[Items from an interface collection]

---------------

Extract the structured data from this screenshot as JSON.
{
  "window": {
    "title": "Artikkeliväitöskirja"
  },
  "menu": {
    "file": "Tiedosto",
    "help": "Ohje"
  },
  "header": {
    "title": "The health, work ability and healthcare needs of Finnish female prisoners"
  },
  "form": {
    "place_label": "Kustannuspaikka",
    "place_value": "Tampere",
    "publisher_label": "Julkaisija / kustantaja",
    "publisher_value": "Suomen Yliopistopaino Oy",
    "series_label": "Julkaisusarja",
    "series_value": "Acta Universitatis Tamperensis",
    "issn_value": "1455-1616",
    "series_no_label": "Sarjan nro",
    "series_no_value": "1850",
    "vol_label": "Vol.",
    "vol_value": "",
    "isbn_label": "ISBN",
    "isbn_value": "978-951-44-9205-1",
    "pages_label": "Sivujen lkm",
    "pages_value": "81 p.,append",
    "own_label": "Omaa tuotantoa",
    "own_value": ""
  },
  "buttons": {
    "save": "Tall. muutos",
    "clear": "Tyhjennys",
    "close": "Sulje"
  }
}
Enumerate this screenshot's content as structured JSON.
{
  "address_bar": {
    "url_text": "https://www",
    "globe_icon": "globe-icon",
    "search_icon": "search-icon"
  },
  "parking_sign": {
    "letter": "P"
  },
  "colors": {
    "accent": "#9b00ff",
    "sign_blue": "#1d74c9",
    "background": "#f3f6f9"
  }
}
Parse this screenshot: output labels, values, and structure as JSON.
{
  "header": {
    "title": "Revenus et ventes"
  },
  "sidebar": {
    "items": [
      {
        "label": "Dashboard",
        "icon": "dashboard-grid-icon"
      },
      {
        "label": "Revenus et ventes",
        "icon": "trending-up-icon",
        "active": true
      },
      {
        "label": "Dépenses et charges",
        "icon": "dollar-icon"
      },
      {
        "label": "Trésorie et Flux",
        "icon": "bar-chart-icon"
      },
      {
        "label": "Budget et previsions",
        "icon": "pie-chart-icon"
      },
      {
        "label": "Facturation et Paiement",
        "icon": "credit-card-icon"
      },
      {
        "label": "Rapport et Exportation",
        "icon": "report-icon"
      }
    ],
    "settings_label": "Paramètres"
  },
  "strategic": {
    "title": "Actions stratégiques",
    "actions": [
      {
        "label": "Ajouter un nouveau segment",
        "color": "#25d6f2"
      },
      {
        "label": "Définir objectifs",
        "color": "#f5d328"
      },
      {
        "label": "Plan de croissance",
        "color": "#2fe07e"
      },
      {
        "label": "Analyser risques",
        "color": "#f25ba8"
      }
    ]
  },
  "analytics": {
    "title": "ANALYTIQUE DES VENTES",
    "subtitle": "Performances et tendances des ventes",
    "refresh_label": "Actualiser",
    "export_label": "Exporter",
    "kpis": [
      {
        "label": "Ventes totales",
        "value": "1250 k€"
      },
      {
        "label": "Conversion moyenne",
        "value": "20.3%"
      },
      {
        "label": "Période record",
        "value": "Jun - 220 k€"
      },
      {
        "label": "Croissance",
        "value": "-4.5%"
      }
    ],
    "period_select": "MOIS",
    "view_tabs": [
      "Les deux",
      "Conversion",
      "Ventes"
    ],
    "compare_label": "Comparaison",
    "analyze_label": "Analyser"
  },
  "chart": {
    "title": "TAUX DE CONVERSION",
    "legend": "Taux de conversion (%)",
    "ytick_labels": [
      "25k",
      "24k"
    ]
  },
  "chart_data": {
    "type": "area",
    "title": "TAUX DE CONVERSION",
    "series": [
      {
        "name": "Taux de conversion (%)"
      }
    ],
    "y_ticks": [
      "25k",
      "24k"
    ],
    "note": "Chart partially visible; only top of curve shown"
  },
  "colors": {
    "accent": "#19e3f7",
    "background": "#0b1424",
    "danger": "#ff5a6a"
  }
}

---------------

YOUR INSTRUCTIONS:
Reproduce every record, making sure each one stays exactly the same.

ANSWER FOR THE TASK:
Extract the structured data from this screenshot as JSON.
{
  "window": {
    "title": "Artikkeliväitöskirja"
  },
  "menu": {
    "file": "Tiedosto",
    "help": "Ohje"
  },
  "header": {
    "title": "The health, work ability and healthcare needs of Finnish female prisoners"
  },
  "form": {
    "place_label": "Kustannuspaikka",
    "place_value": "Tampere",
    "publisher_label": "Julkaisija / kustantaja",
    "publisher_value": "Suomen Yliopistopaino Oy",
    "series_label": "Julkaisusarja",
    "series_value": "Acta Universitatis Tamperensis",
    "issn_value": "1455-1616",
    "series_no_label": "Sarjan nro",
    "series_no_value": "1850",
    "vol_label": "Vol.",
    "vol_value": "",
    "isbn_label": "ISBN",
    "isbn_value": "978-951-44-9205-1",
    "pages_label": "Sivujen lkm",
    "pages_value": "81 p.,append",
    "own_label": "Omaa tuotantoa",
    "own_value": ""
  },
  "buttons": {
    "save": "Tall. muutos",
    "clear": "Tyhjennys",
    "close": "Sulje"
  }
}
Enumerate this screenshot's content as structured JSON.
{
  "address_bar": {
    "url_text": "https://www",
    "globe_icon": "globe-icon",
    "search_icon": "search-icon"
  },
  "parking_sign": {
    "letter": "P"
  },
  "colors": {
    "accent": "#9b00ff",
    "sign_blue": "#1d74c9",
    "background": "#f3f6f9"
  }
}
Parse this screenshot: output labels, values, and structure as JSON.
{
  "header": {
    "title": "Revenus et ventes"
  },
  "sidebar": {
    "items": [
      {
        "label": "Dashboard",
        "icon": "dashboard-grid-icon"
      },
      {
        "label": "Revenus et ventes",
        "icon": "trending-up-icon",
        "active": true
      },
      {
        "label": "Dépenses et charges",
        "icon": "dollar-icon"
      },
      {
        "label": "Trésorie et Flux",
        "icon": "bar-chart-icon"
      },
      {
        "label": "Budget et previsions",
        "icon": "pie-chart-icon"
      },
      {
        "label": "Facturation et Paiement",
        "icon": "credit-card-icon"
      },
      {
        "label": "Rapport et Exportation",
        "icon": "report-icon"
      }
    ],
    "settings_label": "Paramètres"
  },
  "strategic": {
    "title": "Actions stratégiques",
    "actions": [
      {
        "label": "Ajouter un nouveau segment",
        "color": "#25d6f2"
      },
      {
        "label": "Définir objectifs",
        "color": "#f5d328"
      },
      {
        "label": "Plan de croissance",
        "color": "#2fe07e"
      },
      {
        "label": "Analyser risques",
        "color": "#f25ba8"
      }
    ]
  },
  "analytics": {
    "title": "ANALYTIQUE DES VENTES",
    "subtitle": "Performances et tendances des ventes",
    "refresh_label": "Actualiser",
    "export_label": "Exporter",
    "kpis": [
      {
        "label": "Ventes totales",
        "value": "1250 k€"
      },
      {
        "label": "Conversion moyenne",
        "value": "20.3%"
      },
      {
        "label": "Période record",
        "value": "Jun - 220 k€"
      },
      {
        "label": "Croissance",
        "value": "-4.5%"
      }
    ],
    "period_select": "MOIS",
    "view_tabs": [
      "Les deux",
      "Conversion",
      "Ventes"
    ],
    "compare_label": "Comparaison",
    "analyze_label": "Analyser"
  },
  "chart": {
    "title": "TAUX DE CONVERSION",
    "legend": "Taux de conversion (%)",
    "ytick_labels": [
      "25k",
      "24k"
    ]
  },
  "chart_data": {
    "type": "area",
    "title": "TAUX DE CONVERSION",
    "series": [
      {
        "name": "Taux de conversion (%)"
      }
    ],
    "y_ticks": [
      "25k",
      "24k"
    ],
    "note": "Chart partially visible; only top of curve shown"
  },
  "colors": {
    "accent": "#19e3f7",
    "background": "#0b1424",
    "danger": "#ff5a6a"
  }
}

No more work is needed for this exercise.